(g) authorizes the Minister to make orders in relation to matters such as product recalls, the provision of information, the conduct of tests or studies, and the taking of measures to prevent non-compliance with the Act;
(h) permits the establishment of a cannabis tracking system for the purposes of the enforcement and administration of the Act;
(i) authorizes the Minister to fix, by order, fees related to the administration of the Act; and
(j) authorizes the Governor in Council to make regulations respecting such matters as quality, testing, composition, packaging and labelling of cannabis, security clearances and the collection and disclosure of information in respect of cannabis as well as to make regulations exempting certain persons or classes of cannabis from the application of the Act.

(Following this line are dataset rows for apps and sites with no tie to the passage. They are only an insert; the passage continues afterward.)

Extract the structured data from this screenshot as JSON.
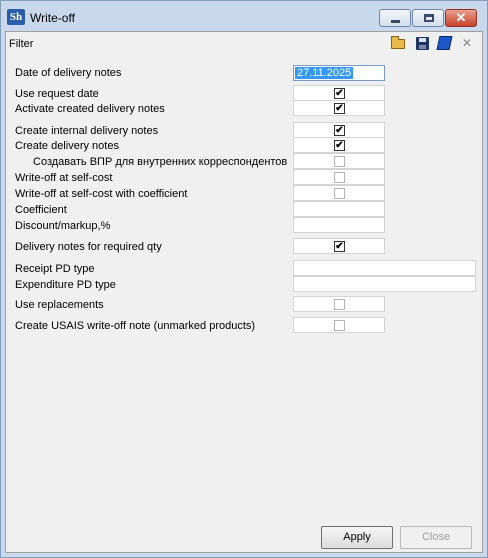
{
  "window": {
    "title": "Write-off",
    "app_icon_text": "Sh"
  },
  "toolbar": {
    "label": "Filter",
    "icons": [
      "open-folder-icon",
      "save-disk-icon",
      "book-icon",
      "close-x-icon"
    ],
    "close_glyph": "✕"
  },
  "form": {
    "date_label": "Date of delivery notes",
    "date_value": "27.11.2025",
    "use_request_date": {
      "label": "Use request date",
      "checked": true
    },
    "activate_created": {
      "label": "Activate created delivery notes",
      "checked": true
    },
    "create_internal": {
      "label": "Create internal delivery notes",
      "checked": true
    },
    "create_delivery": {
      "label": "Create delivery notes",
      "checked": true
    },
    "create_vpr": {
      "label": "Создавать ВПР для внутренних корреспондентов",
      "checked": false
    },
    "writeoff_selfcost": {
      "label": "Write-off at self-cost",
      "checked": false
    },
    "writeoff_selfcost_coef": {
      "label": "Write-off at self-cost with coefficient",
      "checked": false
    },
    "coefficient_label": "Coefficient",
    "coefficient_value": "",
    "discount_label": "Discount/markup,%",
    "discount_value": "",
    "delivery_required_qty": {
      "label": "Delivery notes for required qty",
      "checked": true
    },
    "receipt_pd_label": "Receipt PD type",
    "receipt_pd_value": "",
    "expenditure_pd_label": "Expenditure PD type",
    "expenditure_pd_value": "",
    "use_replacements": {
      "label": "Use replacements",
      "checked": false
    },
    "create_usais": {
      "label": "Create USAIS write-off note (unmarked products)",
      "checked": false
    }
  },
  "buttons": {
    "apply": "Apply",
    "close": "Close"
  },
  "check_glyph": "✔"
}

This enactment also amends the Controlled Drugs and Substances Act to, among other things, increase the maximum penalties for certain offences and to authorize the Minister to engage persons having technical or specialized knowledge to provide advice. It repeals item 1 of Schedule II and makes consequential amendments to that Act as the result of that repeal.
In addition, it repeals Part XII.‍1 of the Criminal Code, which deals with instruments and literature for illicit drug use, and makes consequential amendments to that Act.
It amends the Non-smokers’ Health Act to prohibit the smoking and vaping of cannabis in federally regulated places and conveyances.
Finally, it makes consequential amendments to other Acts.